Nutrition Notes is one of several educational tools used by FORK to broaden the community's understanding around issues related to nutrition, childhood food insecurity, and the availability of nutritional support at the local, state, and national levels. The specific goal of the Nutrition Notes program is to provide individuals with a weekly source of scientific and experience-based information on how to better serve the nutritional needs of their children.
Nutrition Notes are posted on FORK's Facebook page each Wednesday.
Members of FORK's Nutrition Advisory Team
Feed Our Rural Kids, Inc.
FoodWise Nutrition Educator, Oneida/Vilas Counties
FoodWise Coordinator, Florence/Forest/Oneida/Vilas Counties
The following is an excerpt from WebMD that caught our eye. A new year and new goals are often put in place. We can all learn from this or let it serve as a reminder.
“We make a lot of New Year’s resolutions around food. We vow to eat less sugar, less fat, and less salt. We promise ourselves we’ll eat more veggies, whole grains, and fish and cut down on burgers and second helpings.
These are good first steps, but you can make other kinds of food resolutions, too, ones that benefit your whole family’s health, not just your own. Try my family food resolutions.
*Schedule family dinners. Studies show that gathering around the table for an evening meal helps kids get better grades, resist peer pressure to drink and smoke, and avoid eating disorders. Families are busy, I know, but aim for four nights a week. It will motivate you to prepare healthier meals and find time to talk to your kids.
*Take charge. Make this the year you’re in control, not your 3-year-old. When trying something new, a little struggle is OK. If your child spits out food, that’s OK. What’s not OK is eating not-so-nutritious food just because your kids say they like it.
*Start experimenting. Try one new fruit or vegetable each week. I like to go for a new color: a lighter shade of green, a deeper shade of yellow, orange, purple, even blue. Let your kids help you find unfamiliar varieties at the grocery, then search WebMD or your favorite cooking site for recipe and preparation ideas.” -WebMD
Many holiday traditions are centered around food. It is important to celebrate traditions. It is also important to make healthier choices while celebrating. Simple swaps and substitutions are a great way to make favorite recipes a little more healthy. That way, you can keep on your path to create better health, and celebrate food traditions, too. Check out MyPlate’s Holiday Makeover below to get started.
We’re in the holiday season, the kids will have a break
from school, and will be looking for fun things to do.
Sometimes, projects in the kitchen make for something to peak their interests.
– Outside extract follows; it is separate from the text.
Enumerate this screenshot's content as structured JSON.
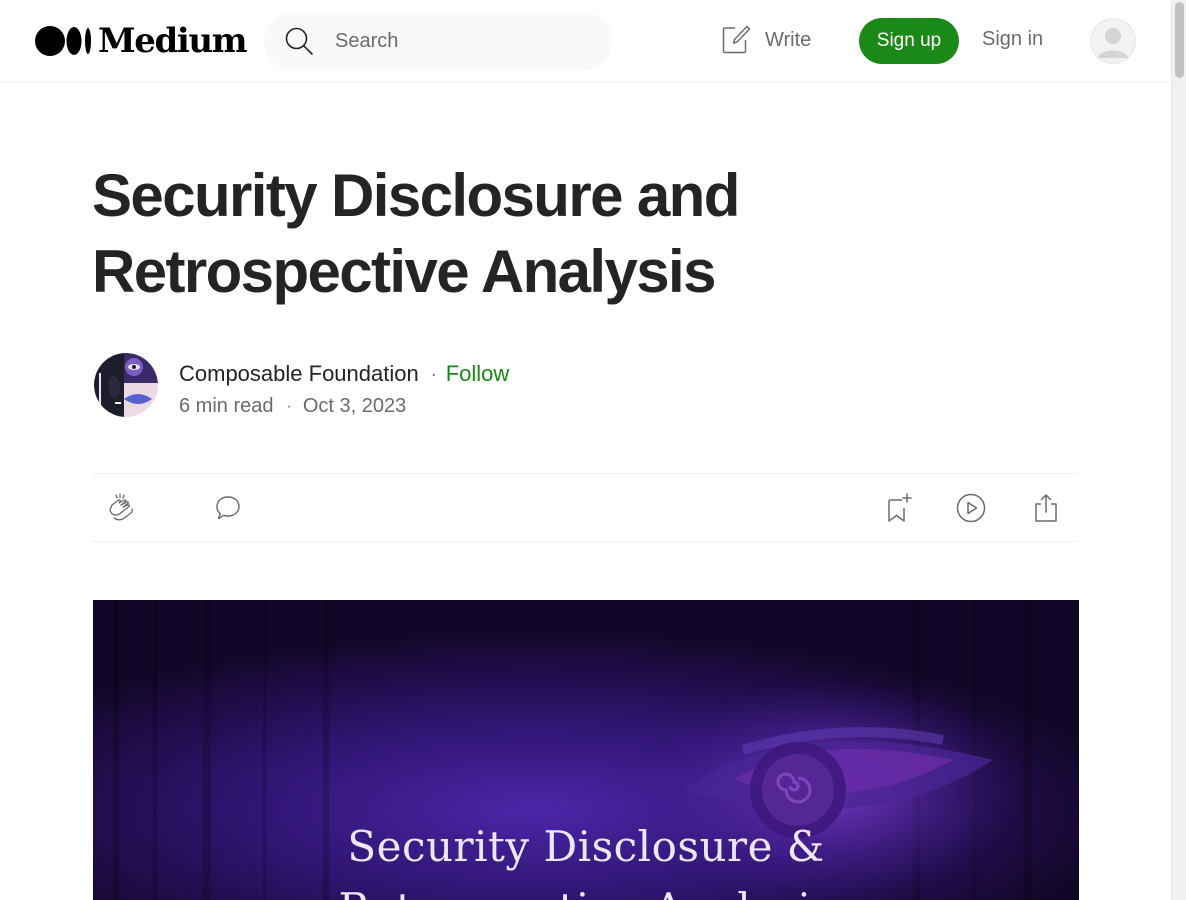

Here are some holiday activities to keep them busy.
Cranberries were a part of most Thanksgiving dinners, and the northwoods of Wisconsin is cranberry-rich. We have just the right environment all around for growing this healthy food. Here’s a recipe to help you use up any leftover cranberries you may have. Enjoy!
Thanksgiving is tomorrow and families will be gathering around the dinner table, enjoying the benefits of those who create in the kitchen. Be sure to thank them for their work. It’s timely to remember a few things about food safety so that everyone can enjoy their Thanksgiving feast with no food-related problems. Here’s a short video reminder! Bon Apetit!
Thanksgiving will be here in a few weeks, and one of the items on most Thanksgiving tables, in one form or another, is the Sweet Potato. It is a nutritious and versatile vegetable, sweet or savory. Here are some additional facts and a few recipes for this healthy, vitamin-packed food.
Halloween is just a couple days away and pumpkins are available just about everywhere. There’s a lot of creative pumpkin carving every year, and many people enjoy desserts made from pumpkin, or by roasting the seeds. Here’s a way to make pumpkin part of your main meal!